▶ _PROBLEM DESCRIPTION_:
Nothing in the records may be altered, and no picture may be included. Restate them in full.

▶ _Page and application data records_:
■ ■ ■ ■ ■ ■ ■

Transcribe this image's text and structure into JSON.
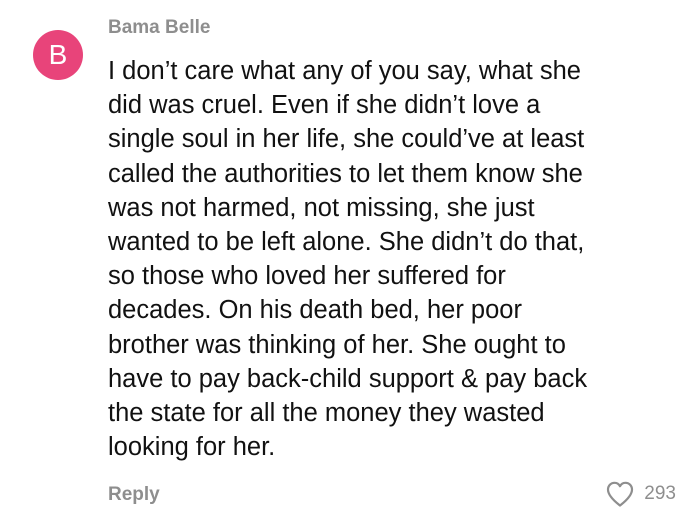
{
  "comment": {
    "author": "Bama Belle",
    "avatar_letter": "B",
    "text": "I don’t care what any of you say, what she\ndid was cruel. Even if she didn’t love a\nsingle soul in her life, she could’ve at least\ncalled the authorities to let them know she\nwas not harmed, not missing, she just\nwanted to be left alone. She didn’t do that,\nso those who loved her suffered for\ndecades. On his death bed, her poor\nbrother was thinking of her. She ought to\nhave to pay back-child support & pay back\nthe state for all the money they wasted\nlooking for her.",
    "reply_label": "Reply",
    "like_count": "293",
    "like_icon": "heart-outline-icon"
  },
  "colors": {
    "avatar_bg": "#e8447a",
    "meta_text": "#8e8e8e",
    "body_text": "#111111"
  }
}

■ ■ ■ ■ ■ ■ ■

▶ _ANSWER BOX_:
Transcribe this image's text and structure into JSON.
{
  "comment": {
    "author": "Bama Belle",
    "avatar_letter": "B",
    "text": "I don’t care what any of you say, what she\ndid was cruel. Even if she didn’t love a\nsingle soul in her life, she could’ve at least\ncalled the authorities to let them know she\nwas not harmed, not missing, she just\nwanted to be left alone. She didn’t do that,\nso those who loved her suffered for\ndecades. On his death bed, her poor\nbrother was thinking of her. She ought to\nhave to pay back-child support & pay back\nthe state for all the money they wasted\nlooking for her.",
    "reply_label": "Reply",
    "like_count": "293",
    "like_icon": "heart-outline-icon"
  },
  "colors": {
    "avatar_bg": "#e8447a",
    "meta_text": "#8e8e8e",
    "body_text": "#111111"
  }
}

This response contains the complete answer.